As we saw yesterday, Girardi didn't want to have to use his bullpen in a game that was pretty much over early on, so he left Vidal Nuno out there to absorb most of the damage. Being that he threw 67 pitches, he'll be out for a couple of days, so the Yankees sent down Austin Romine to call up Shane Greene this afternoon, adding another arm to the pen.
Hopefully Robertson is able to come back in the minimum 15 days, because the bullpen is a better place when he's closing, Shawn Kelley is the setup man, the everybody else is wroking from the 7th inning downward.
Starting pitchers start off on a struggle: We're almost two turns through the starting rotation, and I must say, the Yankees' starting pitchers could have been a lot better in their first or first two starts of the year.
CC Sabathia looked terrible in his Opening Day start against the Houston Astros, but looked a lot better against the Blue Jays this past Sunday until giving up three runs in the 6th inning. He's clearly not an ace anymore, but if he can pitch the way he did during the spring, when his pitches looked sharp, he was commanding the strikezone, and velocity was an afterthought, he can still be a good starter.
Hiroki Kuroda has battled through two starts, we can say that, but he hasn't looked like the 2013 Kuroda that was one of the best pitchers in baseball for most of the season. I'm sure he'll get things on the right track, however, because he's a pro and knows what he's doing, and how to fix things.
Nova, he's bee disappointing. Especially yesterday, giving up seven runs in 3.2 innings. The Yankees expect a lot out of him this showing after showing a lot of potential in the second half of last season. Again, it can't be said that he won't turn things around, but for a young pitcher, it's more important for him to do so more than an experienced veteran like Kuroda.
Masahiro Tanaka and Michael Pineda.

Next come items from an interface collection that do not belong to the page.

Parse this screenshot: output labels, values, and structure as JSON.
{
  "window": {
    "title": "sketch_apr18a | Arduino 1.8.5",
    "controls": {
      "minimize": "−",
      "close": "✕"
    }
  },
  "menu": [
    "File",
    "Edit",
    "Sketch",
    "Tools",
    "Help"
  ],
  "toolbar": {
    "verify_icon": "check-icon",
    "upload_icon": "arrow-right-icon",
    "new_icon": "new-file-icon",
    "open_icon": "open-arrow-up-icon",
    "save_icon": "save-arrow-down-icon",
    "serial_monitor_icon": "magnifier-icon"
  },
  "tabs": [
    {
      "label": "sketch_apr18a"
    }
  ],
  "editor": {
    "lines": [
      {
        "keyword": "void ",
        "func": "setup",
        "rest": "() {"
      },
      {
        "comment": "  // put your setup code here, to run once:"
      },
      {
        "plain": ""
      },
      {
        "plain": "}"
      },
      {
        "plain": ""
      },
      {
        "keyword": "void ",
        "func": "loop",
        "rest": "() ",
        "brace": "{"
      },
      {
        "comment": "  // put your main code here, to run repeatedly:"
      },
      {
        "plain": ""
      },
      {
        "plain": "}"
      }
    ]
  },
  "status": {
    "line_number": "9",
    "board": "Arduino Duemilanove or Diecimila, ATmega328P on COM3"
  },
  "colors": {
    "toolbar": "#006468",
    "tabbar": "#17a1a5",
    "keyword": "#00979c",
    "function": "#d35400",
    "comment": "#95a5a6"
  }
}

What's there to be picky about? Tanaka made his major league debut against the Blue Jays on Saturday and looked great. The Yankees gave him a lead, and he worked with it all the way to victory. He's making his Yankee Stadium debut tonight against the Orioles, and I expect that to be quite the show. And with Pineda, he's been away from the majors for two year, so anything he does now, you should just be glad he's healthy.
However, the one thing about this group of starters that has really impressive me the most -- and I guess it can be said about the pitching staff as a whole -- is that they're not walking anybody.
Through eight games, Yankees starters have walked just seven batters through 46.2 innings -- and five of those walks are Nova's. The pitching staff altogether was walked 18 in 69 innings this season.
That just shows how well the pitchers are throwing strikes, and keeping the ball near the strikezone, which can help and hurt you at the same time, though. Either way, I like it, and hope that continues as the season goes on.